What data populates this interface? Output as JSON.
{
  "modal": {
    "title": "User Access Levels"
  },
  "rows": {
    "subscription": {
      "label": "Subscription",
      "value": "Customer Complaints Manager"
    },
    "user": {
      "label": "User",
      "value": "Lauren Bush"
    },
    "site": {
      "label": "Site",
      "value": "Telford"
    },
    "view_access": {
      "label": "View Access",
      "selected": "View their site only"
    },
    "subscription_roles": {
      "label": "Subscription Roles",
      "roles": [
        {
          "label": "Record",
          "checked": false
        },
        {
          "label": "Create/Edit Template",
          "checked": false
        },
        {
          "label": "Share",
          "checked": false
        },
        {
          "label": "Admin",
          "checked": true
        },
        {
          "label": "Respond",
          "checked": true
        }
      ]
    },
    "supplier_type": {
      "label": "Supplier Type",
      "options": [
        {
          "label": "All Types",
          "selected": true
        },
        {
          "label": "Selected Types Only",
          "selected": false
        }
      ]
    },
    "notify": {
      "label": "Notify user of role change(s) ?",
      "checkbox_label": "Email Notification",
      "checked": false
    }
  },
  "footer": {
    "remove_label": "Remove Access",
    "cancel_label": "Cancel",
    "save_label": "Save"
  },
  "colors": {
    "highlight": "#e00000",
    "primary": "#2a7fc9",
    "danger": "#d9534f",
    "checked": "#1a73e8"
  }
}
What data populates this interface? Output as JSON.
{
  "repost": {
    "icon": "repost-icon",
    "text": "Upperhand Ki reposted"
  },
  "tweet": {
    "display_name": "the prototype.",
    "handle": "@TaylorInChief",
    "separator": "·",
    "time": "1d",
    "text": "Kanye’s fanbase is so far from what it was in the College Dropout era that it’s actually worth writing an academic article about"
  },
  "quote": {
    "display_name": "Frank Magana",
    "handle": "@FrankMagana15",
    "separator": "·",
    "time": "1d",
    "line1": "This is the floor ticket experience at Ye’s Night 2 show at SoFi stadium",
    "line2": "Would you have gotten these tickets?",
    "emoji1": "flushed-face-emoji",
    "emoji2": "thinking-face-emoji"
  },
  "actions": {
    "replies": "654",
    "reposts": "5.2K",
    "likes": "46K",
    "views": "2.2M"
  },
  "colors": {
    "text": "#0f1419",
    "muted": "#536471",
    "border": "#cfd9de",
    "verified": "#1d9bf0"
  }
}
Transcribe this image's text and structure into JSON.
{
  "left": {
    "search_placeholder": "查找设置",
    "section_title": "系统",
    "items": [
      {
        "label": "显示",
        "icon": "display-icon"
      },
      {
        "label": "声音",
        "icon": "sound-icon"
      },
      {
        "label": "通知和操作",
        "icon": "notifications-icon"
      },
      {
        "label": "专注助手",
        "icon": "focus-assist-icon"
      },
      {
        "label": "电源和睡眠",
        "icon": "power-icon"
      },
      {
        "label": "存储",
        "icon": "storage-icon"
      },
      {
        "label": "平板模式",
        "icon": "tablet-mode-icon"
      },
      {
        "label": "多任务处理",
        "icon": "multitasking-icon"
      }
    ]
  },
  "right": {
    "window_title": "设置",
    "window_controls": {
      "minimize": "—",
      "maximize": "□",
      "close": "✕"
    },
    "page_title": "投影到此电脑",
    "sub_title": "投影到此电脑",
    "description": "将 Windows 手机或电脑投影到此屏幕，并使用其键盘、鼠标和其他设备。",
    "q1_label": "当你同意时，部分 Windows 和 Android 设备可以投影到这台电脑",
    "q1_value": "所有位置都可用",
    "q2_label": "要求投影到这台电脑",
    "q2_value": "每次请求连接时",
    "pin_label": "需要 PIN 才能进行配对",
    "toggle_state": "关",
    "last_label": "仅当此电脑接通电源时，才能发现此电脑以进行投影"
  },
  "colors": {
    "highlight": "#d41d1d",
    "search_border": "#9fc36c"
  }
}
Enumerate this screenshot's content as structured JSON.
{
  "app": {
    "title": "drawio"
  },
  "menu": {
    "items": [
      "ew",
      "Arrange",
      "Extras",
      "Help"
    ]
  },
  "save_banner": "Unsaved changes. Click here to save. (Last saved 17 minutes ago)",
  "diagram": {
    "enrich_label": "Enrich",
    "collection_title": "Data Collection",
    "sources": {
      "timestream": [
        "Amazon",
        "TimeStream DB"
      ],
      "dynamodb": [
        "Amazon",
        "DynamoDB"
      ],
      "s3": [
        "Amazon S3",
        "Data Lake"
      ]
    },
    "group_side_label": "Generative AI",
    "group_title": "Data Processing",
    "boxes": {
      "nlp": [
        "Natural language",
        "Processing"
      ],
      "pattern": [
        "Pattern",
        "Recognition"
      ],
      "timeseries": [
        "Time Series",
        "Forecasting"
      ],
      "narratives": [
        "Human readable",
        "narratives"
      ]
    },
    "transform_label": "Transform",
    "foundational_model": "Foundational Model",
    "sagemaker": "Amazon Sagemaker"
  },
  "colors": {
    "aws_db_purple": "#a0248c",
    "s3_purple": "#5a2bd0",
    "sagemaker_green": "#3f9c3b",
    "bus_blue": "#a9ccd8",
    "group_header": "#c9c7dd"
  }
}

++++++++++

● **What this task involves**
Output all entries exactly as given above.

● **Result of this task**
What data populates this interface? Output as JSON.
{
  "modal": {
    "title": "User Access Levels"
  },
  "rows": {
    "subscription": {
      "label": "Subscription",
      "value": "Customer Complaints Manager"
    },
    "user": {
      "label": "User",
      "value": "Lauren Bush"
    },
    "site": {
      "label": "Site",
      "value": "Telford"
    },
    "view_access": {
      "label": "View Access",
      "selected": "View their site only"
    },
    "subscription_roles": {
      "label": "Subscription Roles",
      "roles": [
        {
          "label": "Record",
          "checked": false
        },
        {
          "label": "Create/Edit Template",
          "checked": false
        },
        {
          "label": "Share",
          "checked": false
        },
        {
          "label": "Admin",
          "checked": true
        },
        {
          "label": "Respond",
          "checked": true
        }
      ]
    },
    "supplier_type": {
      "label": "Supplier Type",
      "options": [
        {
          "label": "All Types",
          "selected": true
        },
        {
          "label": "Selected Types Only",
          "selected": false
        }
      ]
    },
    "notify": {
      "label": "Notify user of role change(s) ?",
      "checkbox_label": "Email Notification",
      "checked": false
    }
  },
  "footer": {
    "remove_label": "Remove Access",
    "cancel_label": "Cancel",
    "save_label": "Save"
  },
  "colors": {
    "highlight": "#e00000",
    "primary": "#2a7fc9",
    "danger": "#d9534f",
    "checked": "#1a73e8"
  }
}
What data populates this interface? Output as JSON.
{
  "repost": {
    "icon": "repost-icon",
    "text": "Upperhand Ki reposted"
  },
  "tweet": {
    "display_name": "the prototype.",
    "handle": "@TaylorInChief",
    "separator": "·",
    "time": "1d",
    "text": "Kanye’s fanbase is so far from what it was in the College Dropout era that it’s actually worth writing an academic article about"
  },
  "quote": {
    "display_name": "Frank Magana",
    "handle": "@FrankMagana15",
    "separator": "·",
    "time": "1d",
    "line1": "This is the floor ticket experience at Ye’s Night 2 show at SoFi stadium",
    "line2": "Would you have gotten these tickets?",
    "emoji1": "flushed-face-emoji",
    "emoji2": "thinking-face-emoji"
  },
  "actions": {
    "replies": "654",
    "reposts": "5.2K",
    "likes": "46K",
    "views": "2.2M"
  },
  "colors": {
    "text": "#0f1419",
    "muted": "#536471",
    "border": "#cfd9de",
    "verified": "#1d9bf0"
  }
}
Transcribe this image's text and structure into JSON.
{
  "left": {
    "search_placeholder": "查找设置",
    "section_title": "系统",
    "items": [
      {
        "label": "显示",
        "icon": "display-icon"
      },
      {
        "label": "声音",
        "icon": "sound-icon"
      },
      {
        "label": "通知和操作",
        "icon": "notifications-icon"
      },
      {
        "label": "专注助手",
        "icon": "focus-assist-icon"
      },
      {
        "label": "电源和睡眠",
        "icon": "power-icon"
      },
      {
        "label": "存储",
        "icon": "storage-icon"
      },
      {
        "label": "平板模式",
        "icon": "tablet-mode-icon"
      },
      {
        "label": "多任务处理",
        "icon": "multitasking-icon"
      }
    ]
  },
  "right": {
    "window_title": "设置",
    "window_controls": {
      "minimize": "—",
      "maximize": "□",
      "close": "✕"
    },
    "page_title": "投影到此电脑",
    "sub_title": "投影到此电脑",
    "description": "将 Windows 手机或电脑投影到此屏幕，并使用其键盘、鼠标和其他设备。",
    "q1_label": "当你同意时，部分 Windows 和 Android 设备可以投影到这台电脑",
    "q1_value": "所有位置都可用",
    "q2_label": "要求投影到这台电脑",
    "q2_value": "每次请求连接时",
    "pin_label": "需要 PIN 才能进行配对",
    "toggle_state": "关",
    "last_label": "仅当此电脑接通电源时，才能发现此电脑以进行投影"
  },
  "colors": {
    "highlight": "#d41d1d",
    "search_border": "#9fc36c"
  }
}
Enumerate this screenshot's content as structured JSON.
{
  "app": {
    "title": "drawio"
  },
  "menu": {
    "items": [
      "ew",
      "Arrange",
      "Extras",
      "Help"
    ]
  },
  "save_banner": "Unsaved changes. Click here to save. (Last saved 17 minutes ago)",
  "diagram": {
    "enrich_label": "Enrich",
    "collection_title": "Data Collection",
    "sources": {
      "timestream": [
        "Amazon",
        "TimeStream DB"
      ],
      "dynamodb": [
        "Amazon",
        "DynamoDB"
      ],
      "s3": [
        "Amazon S3",
        "Data Lake"
      ]
    },
    "group_side_label": "Generative AI",
    "group_title": "Data Processing",
    "boxes": {
      "nlp": [
        "Natural language",
        "Processing"
      ],
      "pattern": [
        "Pattern",
        "Recognition"
      ],
      "timeseries": [
        "Time Series",
        "Forecasting"
      ],
      "narratives": [
        "Human readable",
        "narratives"
      ]
    },
    "transform_label": "Transform",
    "foundational_model": "Foundational Model",
    "sagemaker": "Amazon Sagemaker"
  },
  "colors": {
    "aws_db_purple": "#a0248c",
    "s3_purple": "#5a2bd0",
    "sagemaker_green": "#3f9c3b",
    "bus_blue": "#a9ccd8",
    "group_header": "#c9c7dd"
  }
}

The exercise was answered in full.